Supplied data Start Marker

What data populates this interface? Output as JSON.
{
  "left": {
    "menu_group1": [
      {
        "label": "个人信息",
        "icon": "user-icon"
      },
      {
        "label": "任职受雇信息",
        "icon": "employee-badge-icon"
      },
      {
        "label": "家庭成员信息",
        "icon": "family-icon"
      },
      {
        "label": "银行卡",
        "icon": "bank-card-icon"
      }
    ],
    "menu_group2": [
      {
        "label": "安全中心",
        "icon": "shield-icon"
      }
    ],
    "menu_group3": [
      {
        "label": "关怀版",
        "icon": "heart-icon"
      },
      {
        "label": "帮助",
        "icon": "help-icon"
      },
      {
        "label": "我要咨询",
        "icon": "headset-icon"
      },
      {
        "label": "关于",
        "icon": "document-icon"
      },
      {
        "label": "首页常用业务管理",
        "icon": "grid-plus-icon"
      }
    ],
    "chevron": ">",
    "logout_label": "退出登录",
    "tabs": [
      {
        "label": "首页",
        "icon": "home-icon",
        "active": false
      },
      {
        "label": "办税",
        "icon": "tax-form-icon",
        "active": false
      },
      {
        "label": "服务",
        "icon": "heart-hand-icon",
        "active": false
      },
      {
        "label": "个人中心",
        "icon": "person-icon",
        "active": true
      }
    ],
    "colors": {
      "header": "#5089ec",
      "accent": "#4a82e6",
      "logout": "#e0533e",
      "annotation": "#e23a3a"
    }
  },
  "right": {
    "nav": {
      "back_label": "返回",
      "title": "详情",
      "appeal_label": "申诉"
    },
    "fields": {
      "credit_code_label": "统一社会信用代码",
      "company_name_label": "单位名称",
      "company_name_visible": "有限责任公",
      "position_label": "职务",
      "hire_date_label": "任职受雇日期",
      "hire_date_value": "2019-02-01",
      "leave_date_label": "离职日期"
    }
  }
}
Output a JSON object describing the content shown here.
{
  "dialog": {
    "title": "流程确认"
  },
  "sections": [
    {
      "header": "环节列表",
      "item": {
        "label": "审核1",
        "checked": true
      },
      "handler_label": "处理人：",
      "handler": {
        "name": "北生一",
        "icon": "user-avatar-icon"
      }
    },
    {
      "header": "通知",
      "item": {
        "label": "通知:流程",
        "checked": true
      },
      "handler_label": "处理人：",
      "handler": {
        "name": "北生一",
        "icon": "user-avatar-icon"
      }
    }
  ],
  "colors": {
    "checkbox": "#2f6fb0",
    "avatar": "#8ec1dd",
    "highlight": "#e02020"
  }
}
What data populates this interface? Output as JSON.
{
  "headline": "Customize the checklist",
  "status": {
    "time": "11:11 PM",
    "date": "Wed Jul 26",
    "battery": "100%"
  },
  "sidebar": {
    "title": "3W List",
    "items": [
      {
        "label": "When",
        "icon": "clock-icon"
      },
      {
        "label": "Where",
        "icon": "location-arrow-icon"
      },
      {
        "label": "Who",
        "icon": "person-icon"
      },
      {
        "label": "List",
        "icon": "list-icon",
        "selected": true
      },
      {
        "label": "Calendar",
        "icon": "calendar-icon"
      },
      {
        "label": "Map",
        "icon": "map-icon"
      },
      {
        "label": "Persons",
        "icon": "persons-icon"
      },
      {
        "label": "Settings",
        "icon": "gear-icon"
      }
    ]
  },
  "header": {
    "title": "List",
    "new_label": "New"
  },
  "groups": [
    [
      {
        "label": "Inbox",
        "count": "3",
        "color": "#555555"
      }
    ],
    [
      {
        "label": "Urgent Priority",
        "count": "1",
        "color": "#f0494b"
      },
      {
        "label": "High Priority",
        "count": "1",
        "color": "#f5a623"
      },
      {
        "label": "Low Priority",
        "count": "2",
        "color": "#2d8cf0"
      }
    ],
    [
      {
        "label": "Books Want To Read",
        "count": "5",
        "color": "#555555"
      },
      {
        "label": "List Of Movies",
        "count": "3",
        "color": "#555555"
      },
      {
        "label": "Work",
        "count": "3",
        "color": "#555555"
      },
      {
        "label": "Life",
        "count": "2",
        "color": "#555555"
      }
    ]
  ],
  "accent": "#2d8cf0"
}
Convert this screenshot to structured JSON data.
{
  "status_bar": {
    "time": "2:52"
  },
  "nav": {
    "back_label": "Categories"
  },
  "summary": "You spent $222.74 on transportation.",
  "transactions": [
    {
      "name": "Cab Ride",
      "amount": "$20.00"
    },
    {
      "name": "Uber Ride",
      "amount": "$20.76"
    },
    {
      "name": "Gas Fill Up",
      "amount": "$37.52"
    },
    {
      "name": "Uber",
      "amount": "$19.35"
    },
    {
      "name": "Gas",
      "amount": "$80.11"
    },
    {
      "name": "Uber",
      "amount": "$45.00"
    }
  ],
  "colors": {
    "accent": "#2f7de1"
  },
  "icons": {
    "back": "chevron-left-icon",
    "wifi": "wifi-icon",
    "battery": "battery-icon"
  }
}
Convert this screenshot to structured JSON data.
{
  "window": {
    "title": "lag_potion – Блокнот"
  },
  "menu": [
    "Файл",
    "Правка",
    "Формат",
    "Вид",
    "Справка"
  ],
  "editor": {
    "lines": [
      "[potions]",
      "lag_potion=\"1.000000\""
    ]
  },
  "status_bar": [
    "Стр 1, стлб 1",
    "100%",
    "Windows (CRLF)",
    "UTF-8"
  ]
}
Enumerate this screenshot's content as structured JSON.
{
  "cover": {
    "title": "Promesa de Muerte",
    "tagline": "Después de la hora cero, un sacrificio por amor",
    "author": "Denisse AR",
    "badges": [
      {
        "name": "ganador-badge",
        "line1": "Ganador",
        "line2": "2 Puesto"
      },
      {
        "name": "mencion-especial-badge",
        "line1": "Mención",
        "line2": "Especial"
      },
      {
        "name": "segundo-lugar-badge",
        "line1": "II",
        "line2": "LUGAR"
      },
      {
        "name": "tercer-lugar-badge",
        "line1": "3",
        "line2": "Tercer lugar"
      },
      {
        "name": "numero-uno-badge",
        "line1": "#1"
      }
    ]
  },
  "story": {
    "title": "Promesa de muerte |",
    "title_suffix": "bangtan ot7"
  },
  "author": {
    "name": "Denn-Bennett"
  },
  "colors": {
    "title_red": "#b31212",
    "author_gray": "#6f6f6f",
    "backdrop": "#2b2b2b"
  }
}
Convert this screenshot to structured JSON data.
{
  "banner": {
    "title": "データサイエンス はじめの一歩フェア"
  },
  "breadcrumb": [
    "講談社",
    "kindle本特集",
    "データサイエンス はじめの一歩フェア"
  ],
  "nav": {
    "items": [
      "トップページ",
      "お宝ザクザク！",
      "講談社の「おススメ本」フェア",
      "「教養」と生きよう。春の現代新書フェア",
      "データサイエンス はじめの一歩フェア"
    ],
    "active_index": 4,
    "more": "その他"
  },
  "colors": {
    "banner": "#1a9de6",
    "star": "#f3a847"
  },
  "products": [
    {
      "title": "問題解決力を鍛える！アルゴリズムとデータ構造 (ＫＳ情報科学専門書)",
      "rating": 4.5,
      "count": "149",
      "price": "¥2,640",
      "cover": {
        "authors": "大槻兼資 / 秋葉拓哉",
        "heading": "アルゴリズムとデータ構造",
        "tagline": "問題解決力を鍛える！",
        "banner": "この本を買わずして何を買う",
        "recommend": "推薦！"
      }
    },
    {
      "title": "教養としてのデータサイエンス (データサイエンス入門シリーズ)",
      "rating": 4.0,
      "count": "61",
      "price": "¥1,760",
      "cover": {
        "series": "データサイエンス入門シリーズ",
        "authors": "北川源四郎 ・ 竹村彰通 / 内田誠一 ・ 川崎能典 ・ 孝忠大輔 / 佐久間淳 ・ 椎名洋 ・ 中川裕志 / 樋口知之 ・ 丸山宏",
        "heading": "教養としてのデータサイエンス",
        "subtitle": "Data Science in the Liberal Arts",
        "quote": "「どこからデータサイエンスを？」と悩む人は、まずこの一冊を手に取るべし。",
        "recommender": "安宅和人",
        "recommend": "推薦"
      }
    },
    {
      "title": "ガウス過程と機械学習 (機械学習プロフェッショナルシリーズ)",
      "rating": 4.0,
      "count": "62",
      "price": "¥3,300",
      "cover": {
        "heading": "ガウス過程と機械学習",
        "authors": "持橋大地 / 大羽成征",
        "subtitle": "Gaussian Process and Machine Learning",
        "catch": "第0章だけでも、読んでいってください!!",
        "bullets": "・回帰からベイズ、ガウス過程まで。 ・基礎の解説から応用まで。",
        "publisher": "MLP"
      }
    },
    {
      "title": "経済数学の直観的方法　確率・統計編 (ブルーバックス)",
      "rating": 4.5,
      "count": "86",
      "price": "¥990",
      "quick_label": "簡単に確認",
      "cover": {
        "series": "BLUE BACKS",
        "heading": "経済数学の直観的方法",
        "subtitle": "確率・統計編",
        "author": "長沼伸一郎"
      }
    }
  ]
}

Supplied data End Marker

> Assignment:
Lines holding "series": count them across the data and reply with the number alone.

> Reply:
2